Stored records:
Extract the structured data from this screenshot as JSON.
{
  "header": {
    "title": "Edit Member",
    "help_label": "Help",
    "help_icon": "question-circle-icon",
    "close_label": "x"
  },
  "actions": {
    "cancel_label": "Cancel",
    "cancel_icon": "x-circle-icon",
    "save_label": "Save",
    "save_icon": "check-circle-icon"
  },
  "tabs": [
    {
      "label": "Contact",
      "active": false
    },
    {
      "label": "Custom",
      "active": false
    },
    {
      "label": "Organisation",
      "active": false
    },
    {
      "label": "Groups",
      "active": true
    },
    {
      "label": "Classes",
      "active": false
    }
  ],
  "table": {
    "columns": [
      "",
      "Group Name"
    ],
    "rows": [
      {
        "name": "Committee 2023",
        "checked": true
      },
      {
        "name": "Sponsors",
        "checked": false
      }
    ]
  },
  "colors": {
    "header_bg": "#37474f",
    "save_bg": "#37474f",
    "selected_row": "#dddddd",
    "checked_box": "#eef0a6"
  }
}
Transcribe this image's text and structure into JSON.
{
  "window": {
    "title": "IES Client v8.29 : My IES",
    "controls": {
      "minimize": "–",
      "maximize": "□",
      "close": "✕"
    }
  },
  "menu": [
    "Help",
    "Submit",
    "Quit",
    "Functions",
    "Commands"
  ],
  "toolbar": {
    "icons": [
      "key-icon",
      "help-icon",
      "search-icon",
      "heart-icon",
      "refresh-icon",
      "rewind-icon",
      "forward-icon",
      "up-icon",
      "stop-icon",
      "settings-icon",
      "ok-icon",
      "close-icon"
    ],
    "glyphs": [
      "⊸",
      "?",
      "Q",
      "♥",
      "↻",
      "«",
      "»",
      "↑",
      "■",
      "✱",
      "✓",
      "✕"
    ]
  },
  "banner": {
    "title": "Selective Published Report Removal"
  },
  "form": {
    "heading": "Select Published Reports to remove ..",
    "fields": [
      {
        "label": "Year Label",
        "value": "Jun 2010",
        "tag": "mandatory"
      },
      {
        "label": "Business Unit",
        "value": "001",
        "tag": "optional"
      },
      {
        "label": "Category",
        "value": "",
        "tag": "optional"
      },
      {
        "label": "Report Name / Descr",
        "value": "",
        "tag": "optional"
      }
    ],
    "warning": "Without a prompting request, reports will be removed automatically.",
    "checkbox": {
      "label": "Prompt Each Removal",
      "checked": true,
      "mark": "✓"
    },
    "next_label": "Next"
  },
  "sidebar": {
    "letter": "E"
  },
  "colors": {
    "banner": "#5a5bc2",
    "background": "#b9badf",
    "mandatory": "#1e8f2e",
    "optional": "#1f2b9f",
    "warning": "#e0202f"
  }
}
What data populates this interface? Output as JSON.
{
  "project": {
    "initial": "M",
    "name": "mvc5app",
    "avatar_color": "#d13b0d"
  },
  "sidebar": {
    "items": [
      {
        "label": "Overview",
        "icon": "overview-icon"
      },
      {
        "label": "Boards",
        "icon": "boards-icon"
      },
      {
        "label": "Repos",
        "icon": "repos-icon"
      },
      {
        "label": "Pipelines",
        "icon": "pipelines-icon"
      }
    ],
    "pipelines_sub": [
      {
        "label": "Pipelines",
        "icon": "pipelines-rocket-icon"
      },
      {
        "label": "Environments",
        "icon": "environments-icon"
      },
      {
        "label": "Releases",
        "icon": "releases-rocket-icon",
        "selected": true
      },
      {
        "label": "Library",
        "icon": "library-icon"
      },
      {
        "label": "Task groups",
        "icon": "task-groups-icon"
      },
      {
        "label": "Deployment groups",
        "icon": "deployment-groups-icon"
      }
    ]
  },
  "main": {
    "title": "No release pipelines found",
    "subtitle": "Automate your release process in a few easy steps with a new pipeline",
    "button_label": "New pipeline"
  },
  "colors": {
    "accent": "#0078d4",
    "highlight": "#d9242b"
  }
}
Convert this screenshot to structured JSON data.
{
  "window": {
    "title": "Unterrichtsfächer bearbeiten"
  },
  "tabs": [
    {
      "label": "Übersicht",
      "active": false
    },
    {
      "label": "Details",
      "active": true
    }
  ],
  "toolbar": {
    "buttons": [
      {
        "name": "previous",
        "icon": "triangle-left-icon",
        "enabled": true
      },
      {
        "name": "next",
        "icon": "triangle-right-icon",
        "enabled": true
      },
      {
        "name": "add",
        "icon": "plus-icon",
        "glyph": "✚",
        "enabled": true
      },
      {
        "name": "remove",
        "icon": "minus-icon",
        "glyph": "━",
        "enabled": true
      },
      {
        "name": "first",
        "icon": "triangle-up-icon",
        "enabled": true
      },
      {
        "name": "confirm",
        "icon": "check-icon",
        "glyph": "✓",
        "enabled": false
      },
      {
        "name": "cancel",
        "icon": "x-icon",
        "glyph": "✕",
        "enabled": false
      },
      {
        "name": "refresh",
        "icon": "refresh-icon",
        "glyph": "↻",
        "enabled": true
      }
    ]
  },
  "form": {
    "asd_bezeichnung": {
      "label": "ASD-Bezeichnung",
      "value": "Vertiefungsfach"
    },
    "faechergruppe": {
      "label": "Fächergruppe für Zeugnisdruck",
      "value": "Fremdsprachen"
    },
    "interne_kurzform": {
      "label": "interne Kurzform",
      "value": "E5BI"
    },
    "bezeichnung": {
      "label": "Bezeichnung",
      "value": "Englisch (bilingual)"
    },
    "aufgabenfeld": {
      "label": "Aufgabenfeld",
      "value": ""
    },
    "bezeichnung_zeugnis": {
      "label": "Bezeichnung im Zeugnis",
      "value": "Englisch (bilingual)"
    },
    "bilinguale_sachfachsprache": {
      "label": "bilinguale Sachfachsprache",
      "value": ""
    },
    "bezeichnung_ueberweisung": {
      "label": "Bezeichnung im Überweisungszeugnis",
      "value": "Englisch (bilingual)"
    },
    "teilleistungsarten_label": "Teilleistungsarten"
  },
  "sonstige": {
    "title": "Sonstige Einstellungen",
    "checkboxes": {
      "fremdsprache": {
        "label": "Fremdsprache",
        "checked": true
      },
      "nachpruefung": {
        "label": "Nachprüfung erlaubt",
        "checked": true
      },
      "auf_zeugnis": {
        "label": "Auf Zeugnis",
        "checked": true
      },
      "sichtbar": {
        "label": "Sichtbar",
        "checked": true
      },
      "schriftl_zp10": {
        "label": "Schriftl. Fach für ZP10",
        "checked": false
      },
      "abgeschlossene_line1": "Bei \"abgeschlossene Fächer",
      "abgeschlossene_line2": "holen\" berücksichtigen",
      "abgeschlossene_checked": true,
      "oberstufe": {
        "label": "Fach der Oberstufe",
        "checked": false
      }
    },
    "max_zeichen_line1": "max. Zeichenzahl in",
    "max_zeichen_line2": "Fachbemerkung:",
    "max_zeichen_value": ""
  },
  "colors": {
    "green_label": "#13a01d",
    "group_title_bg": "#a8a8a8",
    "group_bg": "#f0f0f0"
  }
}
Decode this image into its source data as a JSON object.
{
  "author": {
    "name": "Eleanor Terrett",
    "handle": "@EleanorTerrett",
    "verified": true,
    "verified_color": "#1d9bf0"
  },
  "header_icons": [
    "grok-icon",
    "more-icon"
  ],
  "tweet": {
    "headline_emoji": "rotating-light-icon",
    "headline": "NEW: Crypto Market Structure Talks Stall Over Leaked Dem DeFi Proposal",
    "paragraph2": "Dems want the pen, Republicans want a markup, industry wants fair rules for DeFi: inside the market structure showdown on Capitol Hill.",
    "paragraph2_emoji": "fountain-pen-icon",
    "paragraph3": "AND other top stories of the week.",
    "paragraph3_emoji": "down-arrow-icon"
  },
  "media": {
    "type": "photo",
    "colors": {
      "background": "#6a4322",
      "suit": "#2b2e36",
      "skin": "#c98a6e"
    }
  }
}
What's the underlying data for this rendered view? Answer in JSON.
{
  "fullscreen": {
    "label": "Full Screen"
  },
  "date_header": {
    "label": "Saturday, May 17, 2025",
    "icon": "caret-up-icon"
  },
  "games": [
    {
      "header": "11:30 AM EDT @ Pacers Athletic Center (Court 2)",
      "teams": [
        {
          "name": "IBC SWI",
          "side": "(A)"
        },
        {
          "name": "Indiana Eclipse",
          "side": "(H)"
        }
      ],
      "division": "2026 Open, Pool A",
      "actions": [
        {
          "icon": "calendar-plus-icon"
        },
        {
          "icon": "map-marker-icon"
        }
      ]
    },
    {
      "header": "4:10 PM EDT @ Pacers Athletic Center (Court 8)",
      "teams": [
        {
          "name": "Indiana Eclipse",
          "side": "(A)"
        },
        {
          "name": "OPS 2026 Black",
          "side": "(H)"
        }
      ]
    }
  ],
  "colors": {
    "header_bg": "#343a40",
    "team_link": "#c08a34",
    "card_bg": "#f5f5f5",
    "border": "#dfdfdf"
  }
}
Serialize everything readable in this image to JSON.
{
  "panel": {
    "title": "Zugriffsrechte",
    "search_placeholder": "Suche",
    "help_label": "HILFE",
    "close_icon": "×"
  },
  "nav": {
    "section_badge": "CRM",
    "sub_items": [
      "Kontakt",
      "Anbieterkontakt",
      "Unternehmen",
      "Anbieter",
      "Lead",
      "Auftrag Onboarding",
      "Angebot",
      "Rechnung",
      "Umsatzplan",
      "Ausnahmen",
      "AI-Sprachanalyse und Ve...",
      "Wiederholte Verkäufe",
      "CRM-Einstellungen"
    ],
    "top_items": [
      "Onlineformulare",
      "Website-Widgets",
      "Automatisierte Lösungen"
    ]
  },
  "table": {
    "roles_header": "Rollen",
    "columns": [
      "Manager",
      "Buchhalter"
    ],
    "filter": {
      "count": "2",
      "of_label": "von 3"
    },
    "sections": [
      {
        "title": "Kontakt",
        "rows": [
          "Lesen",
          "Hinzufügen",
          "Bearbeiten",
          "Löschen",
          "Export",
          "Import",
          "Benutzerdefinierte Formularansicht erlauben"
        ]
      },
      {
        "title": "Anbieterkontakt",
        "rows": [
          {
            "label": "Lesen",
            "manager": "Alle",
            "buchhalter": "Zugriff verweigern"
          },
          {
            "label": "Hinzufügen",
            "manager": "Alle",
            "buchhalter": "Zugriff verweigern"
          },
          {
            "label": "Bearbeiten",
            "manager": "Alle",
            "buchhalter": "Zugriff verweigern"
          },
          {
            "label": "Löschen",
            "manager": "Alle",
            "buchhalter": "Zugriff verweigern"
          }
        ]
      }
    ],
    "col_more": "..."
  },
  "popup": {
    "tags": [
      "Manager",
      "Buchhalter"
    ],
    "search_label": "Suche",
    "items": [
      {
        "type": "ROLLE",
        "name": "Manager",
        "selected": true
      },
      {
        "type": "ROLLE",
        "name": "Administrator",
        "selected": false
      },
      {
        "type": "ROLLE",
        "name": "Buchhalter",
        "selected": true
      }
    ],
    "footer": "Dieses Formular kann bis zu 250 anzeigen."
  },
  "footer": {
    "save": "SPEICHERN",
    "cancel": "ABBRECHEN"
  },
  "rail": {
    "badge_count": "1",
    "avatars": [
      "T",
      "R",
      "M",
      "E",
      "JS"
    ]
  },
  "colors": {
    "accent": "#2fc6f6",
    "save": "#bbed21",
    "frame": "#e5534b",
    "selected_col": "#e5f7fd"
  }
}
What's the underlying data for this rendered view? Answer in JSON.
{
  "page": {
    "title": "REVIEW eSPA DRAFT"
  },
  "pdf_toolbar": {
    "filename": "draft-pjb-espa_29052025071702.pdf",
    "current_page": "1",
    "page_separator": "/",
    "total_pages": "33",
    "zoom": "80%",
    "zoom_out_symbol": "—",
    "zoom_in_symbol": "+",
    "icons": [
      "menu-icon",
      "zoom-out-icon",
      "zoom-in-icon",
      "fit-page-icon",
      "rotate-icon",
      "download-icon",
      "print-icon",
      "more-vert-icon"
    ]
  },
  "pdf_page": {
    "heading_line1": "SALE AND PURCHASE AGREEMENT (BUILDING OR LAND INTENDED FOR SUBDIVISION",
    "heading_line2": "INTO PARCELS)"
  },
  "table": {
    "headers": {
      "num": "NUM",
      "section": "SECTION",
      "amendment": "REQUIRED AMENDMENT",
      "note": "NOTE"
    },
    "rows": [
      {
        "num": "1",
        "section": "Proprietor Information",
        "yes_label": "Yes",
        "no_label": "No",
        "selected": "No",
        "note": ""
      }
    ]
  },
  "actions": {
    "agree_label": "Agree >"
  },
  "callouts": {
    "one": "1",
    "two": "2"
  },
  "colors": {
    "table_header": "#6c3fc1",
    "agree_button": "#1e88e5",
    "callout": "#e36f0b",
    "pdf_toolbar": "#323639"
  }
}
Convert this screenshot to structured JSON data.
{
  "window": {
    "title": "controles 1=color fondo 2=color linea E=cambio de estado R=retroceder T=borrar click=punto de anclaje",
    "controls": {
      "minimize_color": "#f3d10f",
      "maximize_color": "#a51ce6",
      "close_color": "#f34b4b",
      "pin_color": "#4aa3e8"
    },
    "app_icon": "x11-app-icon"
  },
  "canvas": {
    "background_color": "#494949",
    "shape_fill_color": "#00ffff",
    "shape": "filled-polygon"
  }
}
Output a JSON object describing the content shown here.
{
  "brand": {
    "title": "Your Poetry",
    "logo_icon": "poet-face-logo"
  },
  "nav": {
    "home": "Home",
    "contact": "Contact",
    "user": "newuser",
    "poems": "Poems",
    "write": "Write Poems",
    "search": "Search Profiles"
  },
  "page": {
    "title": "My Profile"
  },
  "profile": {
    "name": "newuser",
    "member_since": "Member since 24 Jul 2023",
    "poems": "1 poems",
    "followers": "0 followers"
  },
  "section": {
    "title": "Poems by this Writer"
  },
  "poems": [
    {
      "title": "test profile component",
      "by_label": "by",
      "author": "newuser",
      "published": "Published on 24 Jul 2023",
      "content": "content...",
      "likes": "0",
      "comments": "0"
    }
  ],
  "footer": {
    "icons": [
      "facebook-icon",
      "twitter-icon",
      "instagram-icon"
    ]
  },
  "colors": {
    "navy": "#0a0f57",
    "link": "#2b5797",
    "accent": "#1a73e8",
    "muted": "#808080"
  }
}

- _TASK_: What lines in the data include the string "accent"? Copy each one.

- _WRITTEN SOLUTION_:
    "accent": "#0078d4",
    "accent": "#2fc6f6",
    "accent": "#1a73e8",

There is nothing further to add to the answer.